But that was last year. This week the sides reversed. Now I keep seeing climate alarmists on social media looking at the hurricanes and declaring them strong evidence of climate change. They might be right. But if they are, it is by coincidence and not by science. Scientists say it is too early to tell. So now we have a bizarre situation in which the pro-science side is disagreeing with the scientists on their own side. That’s what confirmation bias gets you. Both sides see anecdotal evidence as real.
One problem with Scott Adams is that when he speaks about climate science he shows the same kind of total incompetence shown by the character of the pointy-haired boss in his “Dilbert” strip. But here, there is no doubt that he has a point.
Personally, I am perfectly willing to trust climate scientists when they tell me that global warming has a role in making hurricanes stronger. But I can see how most people will be confused by the idea that, no, snowstorms don’t tell us anything about global warming but, yes, hurricanes do.
To say nothing about being able to follow the concatenation of concepts that would lead them to understand that installing a solar panel in California can help people in Puerto Rico survive the next wave of hurricanes.
I can also see climate science deniers wringing their hands and telling themselves: “Now, let’s wait for the first snowstorm of this winter, and then we’ll tell those alarmists what they deserve!”
So, another day, another flop. We just don’t seem to be able to find the right way to move society toward doing something serious to stop climate change.
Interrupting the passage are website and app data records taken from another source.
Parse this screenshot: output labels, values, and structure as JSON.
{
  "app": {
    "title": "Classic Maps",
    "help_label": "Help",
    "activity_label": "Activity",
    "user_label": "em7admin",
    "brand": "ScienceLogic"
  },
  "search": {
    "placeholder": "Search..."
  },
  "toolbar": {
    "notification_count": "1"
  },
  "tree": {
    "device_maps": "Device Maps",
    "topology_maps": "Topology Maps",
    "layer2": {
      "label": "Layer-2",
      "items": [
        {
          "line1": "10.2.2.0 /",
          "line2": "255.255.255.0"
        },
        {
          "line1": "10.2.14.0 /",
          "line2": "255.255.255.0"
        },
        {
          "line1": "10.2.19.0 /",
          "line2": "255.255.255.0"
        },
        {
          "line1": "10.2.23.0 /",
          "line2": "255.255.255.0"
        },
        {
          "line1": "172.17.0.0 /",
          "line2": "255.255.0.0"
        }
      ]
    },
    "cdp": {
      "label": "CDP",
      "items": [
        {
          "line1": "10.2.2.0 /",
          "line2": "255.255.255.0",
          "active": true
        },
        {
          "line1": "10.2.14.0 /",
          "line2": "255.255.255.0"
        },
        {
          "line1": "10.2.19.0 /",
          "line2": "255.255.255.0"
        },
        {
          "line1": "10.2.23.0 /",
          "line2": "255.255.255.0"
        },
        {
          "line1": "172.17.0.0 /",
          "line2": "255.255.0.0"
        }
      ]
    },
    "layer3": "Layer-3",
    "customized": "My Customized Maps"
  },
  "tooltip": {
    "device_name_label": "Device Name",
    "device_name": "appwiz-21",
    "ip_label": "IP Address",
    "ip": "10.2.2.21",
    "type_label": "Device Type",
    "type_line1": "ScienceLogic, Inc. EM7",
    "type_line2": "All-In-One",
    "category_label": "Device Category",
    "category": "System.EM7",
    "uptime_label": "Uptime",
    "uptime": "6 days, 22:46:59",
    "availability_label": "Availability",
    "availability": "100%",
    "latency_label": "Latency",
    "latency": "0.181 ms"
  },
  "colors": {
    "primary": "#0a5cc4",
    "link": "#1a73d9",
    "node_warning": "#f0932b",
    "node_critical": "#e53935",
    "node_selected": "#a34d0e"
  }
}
Actually, in many cases, we seem to be perfectly able to worsen things.
So at minimum, we need to rethink what we have been doing in terms of climate communications — because it is just not working.